An FHA 203 (k) rehabilitation loan, also known as a renovation loan, allows homebuyers and owners to finance both the purchase and refinance along with the. A conventional rehabilitation loan allows you to finance the purchase of a new home and the cost of renovations with a single mortgage product. This means you won't have to apply for a second mortgage or pay out of pocket for expensive home improvement projects. A hard money loan is a specific type of asset-based loan financing through which the borrower receives funds secured by the value of a parcel of real estate.
Hard money loans are usually issued by investors or private companies. Interest rates are often higher than those on loans for conventional commercial or residential properties due to the shorter duration of the loans. Most hard-money loans are used for projects that last from a few months to a few years. An FHA 203 (k) loan, also called a renovation loan, allows buyers to finance the cost of the home and the renovation on a low-rate mortgage.
Rehabilitation loans are private loans purchased by real estate investors to buy and renovate distressed properties. Permanent Rehab Mortgage, Investor LOC and Hard Money Rehab Loan are the three types of these loans. A 203 (k) rehabilitation loan is a great way to help you create your own home equity quickly when upgrading your home. A portion of the loan proceeds is used to pay the seller or, if it is a refinance, to pay off the existing mortgage, and the remaining funds are deposited in an escrow account and released as rehabilitation is completed.
In addition to the FHA-backed 203 (k) rehabilitation loans mentioned above, the Federal National Mortgage Association, also known as Fannie Mae, offers its mortgage for the HomeStyle renovation. Simply type the lender's name at the top, scroll down and check the box for the 203k rehabilitation mortgage insurance program. These rehabilitation loans can be extremely useful for investors with low credit scores who want to invest in distressed properties and repairs. Rehabilitation loans have similar qualification requirements to a standard FHA or VA loan, and additional documentation related to the renewal is needed.
However, Section 203 (k) offers a solution that helps both borrowers and lenders secure a single, long-term, fixed-rate or adjustable loan that covers both the acquisition and rehabilitation of a property. Rather than facing another lost offer or not meeting mortgage specifications, some are leaning toward buying rehabilitation or renovation properties. For home rehabilitation activities that don't also require buying or refinancing the property, borrowers can also consider the HUD Title I property improvement loan program. We offer the permanent rehabilitation mortgage, also known as FHA 203, which is for long-term investors who want to renovate a property and then keep it as a rental.
Renovation costs can be added to specific rehabilitation loans offered through the Federal Housing Administration (FHA), Fannie Mae and Freddie Mac for.
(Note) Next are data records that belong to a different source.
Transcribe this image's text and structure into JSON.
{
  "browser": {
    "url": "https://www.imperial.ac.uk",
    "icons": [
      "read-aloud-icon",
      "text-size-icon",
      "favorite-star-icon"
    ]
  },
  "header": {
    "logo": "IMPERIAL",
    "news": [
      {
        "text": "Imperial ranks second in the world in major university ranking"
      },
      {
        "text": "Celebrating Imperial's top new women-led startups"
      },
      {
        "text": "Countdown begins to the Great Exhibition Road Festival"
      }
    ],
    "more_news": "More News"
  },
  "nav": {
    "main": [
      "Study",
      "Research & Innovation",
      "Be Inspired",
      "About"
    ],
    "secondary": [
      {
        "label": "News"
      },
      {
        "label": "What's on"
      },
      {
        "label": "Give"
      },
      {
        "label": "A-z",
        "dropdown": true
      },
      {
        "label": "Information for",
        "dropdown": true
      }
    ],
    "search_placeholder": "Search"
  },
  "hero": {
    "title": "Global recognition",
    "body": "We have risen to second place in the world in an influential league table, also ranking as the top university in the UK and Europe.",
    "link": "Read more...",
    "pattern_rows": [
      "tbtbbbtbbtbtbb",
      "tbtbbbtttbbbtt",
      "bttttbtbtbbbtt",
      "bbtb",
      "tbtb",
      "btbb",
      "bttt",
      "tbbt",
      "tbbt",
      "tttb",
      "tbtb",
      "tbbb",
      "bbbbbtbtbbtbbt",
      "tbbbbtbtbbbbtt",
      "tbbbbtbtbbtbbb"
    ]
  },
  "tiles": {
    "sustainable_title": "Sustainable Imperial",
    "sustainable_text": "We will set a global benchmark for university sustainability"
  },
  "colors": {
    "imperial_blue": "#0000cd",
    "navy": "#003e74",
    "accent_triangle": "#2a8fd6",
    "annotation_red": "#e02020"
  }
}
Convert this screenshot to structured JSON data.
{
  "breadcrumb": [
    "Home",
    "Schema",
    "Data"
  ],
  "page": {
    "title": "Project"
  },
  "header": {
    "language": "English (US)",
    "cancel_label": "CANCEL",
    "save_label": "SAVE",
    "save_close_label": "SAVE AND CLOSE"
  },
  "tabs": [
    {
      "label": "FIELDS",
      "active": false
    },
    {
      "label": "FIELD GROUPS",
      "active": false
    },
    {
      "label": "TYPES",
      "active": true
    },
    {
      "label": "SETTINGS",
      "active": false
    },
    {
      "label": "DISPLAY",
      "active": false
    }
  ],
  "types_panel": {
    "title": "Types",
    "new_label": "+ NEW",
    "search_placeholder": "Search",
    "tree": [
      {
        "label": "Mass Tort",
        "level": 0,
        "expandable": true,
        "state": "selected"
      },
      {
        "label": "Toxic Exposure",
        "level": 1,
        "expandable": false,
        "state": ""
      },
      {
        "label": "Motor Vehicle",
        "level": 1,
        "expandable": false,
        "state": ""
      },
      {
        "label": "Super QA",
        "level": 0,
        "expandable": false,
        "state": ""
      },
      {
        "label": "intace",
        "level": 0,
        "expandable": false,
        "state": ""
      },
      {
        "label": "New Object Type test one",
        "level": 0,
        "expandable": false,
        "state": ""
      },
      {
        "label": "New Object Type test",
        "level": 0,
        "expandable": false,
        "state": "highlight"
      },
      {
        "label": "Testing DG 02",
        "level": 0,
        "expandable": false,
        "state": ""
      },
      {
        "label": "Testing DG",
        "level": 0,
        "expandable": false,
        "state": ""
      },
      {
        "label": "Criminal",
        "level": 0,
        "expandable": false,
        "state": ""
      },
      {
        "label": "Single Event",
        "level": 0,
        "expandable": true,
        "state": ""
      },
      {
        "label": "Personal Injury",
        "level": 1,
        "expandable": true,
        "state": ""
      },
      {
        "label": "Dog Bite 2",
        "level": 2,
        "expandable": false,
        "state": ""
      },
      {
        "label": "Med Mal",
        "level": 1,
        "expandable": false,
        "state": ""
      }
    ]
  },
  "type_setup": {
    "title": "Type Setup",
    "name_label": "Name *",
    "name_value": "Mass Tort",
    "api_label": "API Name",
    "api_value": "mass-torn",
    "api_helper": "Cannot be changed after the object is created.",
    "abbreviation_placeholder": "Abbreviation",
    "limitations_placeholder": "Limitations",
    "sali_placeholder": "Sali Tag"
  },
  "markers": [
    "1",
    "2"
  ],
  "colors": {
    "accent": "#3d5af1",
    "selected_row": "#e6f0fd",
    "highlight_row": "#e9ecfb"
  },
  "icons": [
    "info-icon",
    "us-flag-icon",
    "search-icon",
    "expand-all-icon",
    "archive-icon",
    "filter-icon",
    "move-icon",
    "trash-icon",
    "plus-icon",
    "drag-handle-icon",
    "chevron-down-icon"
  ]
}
If you have owned the property for less than a year, the lender must use the acquisition cost, plus documented rehabilitation costs, for the maximum amount of your loan. The Department of Housing and Urban Development (HUD) has a useful search page that you can use to determine if the lender you want to use has issued at least one 203,000 rehabilitation loan in the past 12 months. Like any other loan product, there are several factors to consider when determining between rehabilitation mortgages, including the specific type, requirements and qualifications.
Section 203 (k) secured loans can finance the rehabilitation of the residential portion of a property that also has non-residential uses; they can also cover the conversion of a property of any size into a one- to four-unit structure. .